Interesting that you chose the “Bamboo” instrument, since it specifically says:
“Multiple reverbs and delays were stacked together to create a mass of sound, and then captured as an impulse response. The IR was then used in Kontakt along with some more reverb and delay. (emphasis mine)
It seems you went to a horse auction, somehow bought the only camel on offer, were surprised that it was not a horse, and then proclaimed that all they sell are camels. (just pulling your chain haha).
So, out of curiosity, I downloaded the Bamboo instrument and listened to the raw sample. It is super dry. If you are handy with Kontakt, you could create your own instrument with that sample mapped (I believe it is an A, there is only one.) Alternatively, you could click the wrench to open the instrument, scroll down to where it says Instrument Send FX, and delete them all (convolution reverb, reverb, and delay are there), scroll down to Modulation, and you can play with the Release length. Should make it as dry as the original sample.
1. This is pretty simple to do. It is really a basic concept within Kontakt. If you have a look at this video: How to Creat a Kontakt instrument
the link should skip ahead to 6:46 where he shows how samples and velocities are mapped. The samples for your instrument are already mapped, so you just need to drag a few velocity cutoffs up.
2. As far as sharing… well, it is so easy, it may not be worth putting the pianobook team through the hassle of creating a new instrument page just for that.
One thing not mentioned. While Spitfire does make a sample player that could be seen as a competing product to Kontakt, most of what they make is sound libraries that are used within Kontakt (that is what you saw as the colourful Spitfire strips on the Kontakt screen).

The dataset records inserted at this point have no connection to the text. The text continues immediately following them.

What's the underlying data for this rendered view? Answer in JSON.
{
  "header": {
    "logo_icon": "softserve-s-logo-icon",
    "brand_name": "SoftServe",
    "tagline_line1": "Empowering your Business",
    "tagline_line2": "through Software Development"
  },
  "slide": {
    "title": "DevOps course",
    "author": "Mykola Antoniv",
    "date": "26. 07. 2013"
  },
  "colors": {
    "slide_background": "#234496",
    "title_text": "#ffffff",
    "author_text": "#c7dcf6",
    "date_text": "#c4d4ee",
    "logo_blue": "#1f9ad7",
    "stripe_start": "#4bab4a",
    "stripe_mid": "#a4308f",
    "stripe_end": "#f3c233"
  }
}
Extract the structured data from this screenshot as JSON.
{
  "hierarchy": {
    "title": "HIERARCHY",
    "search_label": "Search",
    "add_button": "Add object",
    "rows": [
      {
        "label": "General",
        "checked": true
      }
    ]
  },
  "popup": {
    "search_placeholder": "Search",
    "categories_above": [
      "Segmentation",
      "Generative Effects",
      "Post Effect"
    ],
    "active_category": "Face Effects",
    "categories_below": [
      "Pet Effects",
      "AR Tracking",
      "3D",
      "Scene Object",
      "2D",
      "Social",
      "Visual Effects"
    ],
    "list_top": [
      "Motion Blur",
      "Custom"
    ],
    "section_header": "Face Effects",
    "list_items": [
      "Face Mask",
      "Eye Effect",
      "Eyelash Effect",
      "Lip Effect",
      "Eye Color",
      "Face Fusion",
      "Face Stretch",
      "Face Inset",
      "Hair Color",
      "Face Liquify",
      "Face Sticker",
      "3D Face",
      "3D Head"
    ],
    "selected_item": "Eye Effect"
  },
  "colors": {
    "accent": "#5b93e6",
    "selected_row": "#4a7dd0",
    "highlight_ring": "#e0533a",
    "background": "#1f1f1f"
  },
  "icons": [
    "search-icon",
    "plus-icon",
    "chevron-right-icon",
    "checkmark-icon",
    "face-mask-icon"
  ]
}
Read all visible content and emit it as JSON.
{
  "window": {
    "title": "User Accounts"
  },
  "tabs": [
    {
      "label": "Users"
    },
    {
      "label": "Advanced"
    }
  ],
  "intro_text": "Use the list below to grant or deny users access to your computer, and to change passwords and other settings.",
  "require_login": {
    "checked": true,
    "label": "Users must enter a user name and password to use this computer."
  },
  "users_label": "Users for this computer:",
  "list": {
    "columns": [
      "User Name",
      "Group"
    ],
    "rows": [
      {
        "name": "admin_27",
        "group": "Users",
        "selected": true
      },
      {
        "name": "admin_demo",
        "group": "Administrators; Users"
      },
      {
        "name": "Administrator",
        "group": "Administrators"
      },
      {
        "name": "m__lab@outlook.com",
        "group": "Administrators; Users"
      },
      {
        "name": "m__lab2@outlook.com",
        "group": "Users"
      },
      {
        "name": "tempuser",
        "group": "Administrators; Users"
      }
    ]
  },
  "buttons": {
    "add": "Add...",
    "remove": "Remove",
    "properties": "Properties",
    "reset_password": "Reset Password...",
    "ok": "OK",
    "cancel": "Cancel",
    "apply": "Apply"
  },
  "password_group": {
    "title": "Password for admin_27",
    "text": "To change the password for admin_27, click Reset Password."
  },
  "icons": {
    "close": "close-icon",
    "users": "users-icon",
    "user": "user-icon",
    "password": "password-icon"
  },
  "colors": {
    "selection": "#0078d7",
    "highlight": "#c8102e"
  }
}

Also, buying Kontakt and Spitfire to do a little light background music for an audiobook, would be wildly overkill. Unless you have $1000 burning a hole in your pocket, you might want to look at the Spitfire LABS free set of virtual instruments, the Spitfire BBC Symphony Orchestra Discover (also free, requires filling out a survey if I recall), and any library on this site for the DecentSampler sample player (also free).
Bo Din, good information about the Kontakt Player.
As for the differences with Decent Sampler, these samples sound the same, with Kontakt using a different reverb (high quality free reverb plugins are a dime a dozen) and a saturation knob (free saturation plugins are also a dime a dozen). So the reverb and saturation could be swapped out with either version.
I found the DecentSampler version’s attack and release knobs to be really useful for getting just the right note decay length.
I don’t have Kontakt, so if I don’t have to play around with the Kontakt player limitation, I prefer not to. With this library, I don’t think it’s worth it.